Using information produced by the Canadian Centre for Climate Modelling and Analysis global circulation model for the three Prairie Provinces under two conditions, current climate and future climate, Agriculture and Agri-Food Canada (AAFC) scientists predicted in 2004 that under a future climate, on average, high temperatures would increase by 2ºC to 3ºC and low temperatures increase by about 3ºC.
When compared to the current climate, the model predicted that precipitation was to increase by 3 to 7%.
The results suggested that Alberta would benefit the most from increased summer and winter precipitation. However, eastern Saskatchewan and Manitoba would experience little change or smaller increases. Since there is a growing-season moisture deficit in much of the Prairie region, even slight declines in the availability of moisture could significantly harm crop production.
However, one of the concerns is that climate change could have significant negative impacts including the increased intensity and frequency of droughts and violent storms.
As the frequency of events like droughts increases under climate change, crop yields would decrease. This would increase the vulnerability of producers to climate change, particularly in semi-arid regions of Canada.
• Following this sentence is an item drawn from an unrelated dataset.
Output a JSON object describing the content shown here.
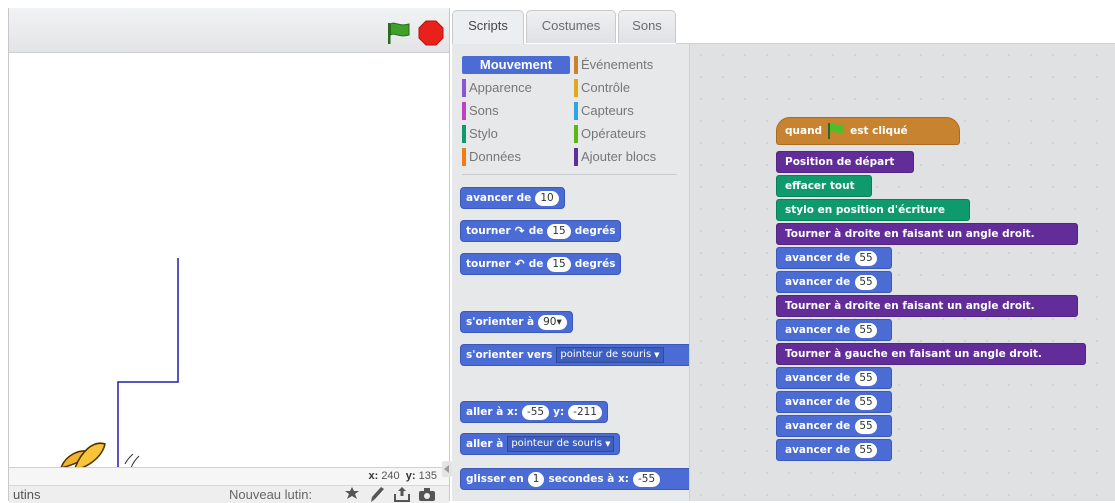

Extreme events like the 2001 and 2002 droughts and floods of 2010 and 2011 can have a devastating impact on crop yields where yields could be reduced by as much as 50% of the average yields during normal or more suitable growing conditions.
Warmer summers could also cause problems for livestock producers related to heat-wave deaths. This is especially true in poultry operations. Other impacts could be reduced milk production and reduced reproduction in the dairy industry, as well as, reduced weight gain in beef cattle.
In addition, droughts and floods could reduce pasture availability and the production of forage, forcing producers to find alternative feed sources or reduce their herd size.
There are several possible effects climate change could also have on crop pests and disease. These would include increased weed growth due to higher levels of atmospheric Carbon Dioxide (CO2) and an increased prevalence of pests and pathogens in livestock and crops. The increased range, frequency and severity of insect and disease infestations are also potential impacts.
While these changes will not have large effects on greenhouse gas (GHG) emissions from crop production systems; they could cause an increase in energy use associated with the manufacture, transportation and application of pesticides.
Reducing agricultural emissions
Greenhouse gas (GHG) emissions are a natural part of the carbon and nitrogen cycles. What this means is that a certain level of emissions from any biological system is inevitable. There is no way that all methane (CH4) emissions from ruminant animals can be totally eliminated or that we can avoid nitrous oxide (N2O) emissions from decomposing crop residues.
Similarly, emissions of N2O and CH4 from livestock manure cannot be avoided.
However, there are some GHG emissions from crop and livestock production that are avoidable. These emissions represent leakages or inefficiencies in the system, both of which have environmental and economic consequences.
Emissions of N2O imply the inefficient use of nitrogen fertilizer. Emissions of CH4 from ruminant livestock indicate that the feed is not being efficiently converted to milk or meat products.
A great deal of research has been done that shows that plant and animal production systems can reduce GHG emissions and offer positive economic benefits.
Some examples of this include using inputs, such as fertilizers and machinery, more efficiently and adopting management practices that increase the amount of carbon stored in soils.
Using some of the biomass produced on agricultural land to produce bio-energy can help partly replace fossil fuels and using agricultural wastes to generate energy are additional examples of ways to reduce GHG emissions.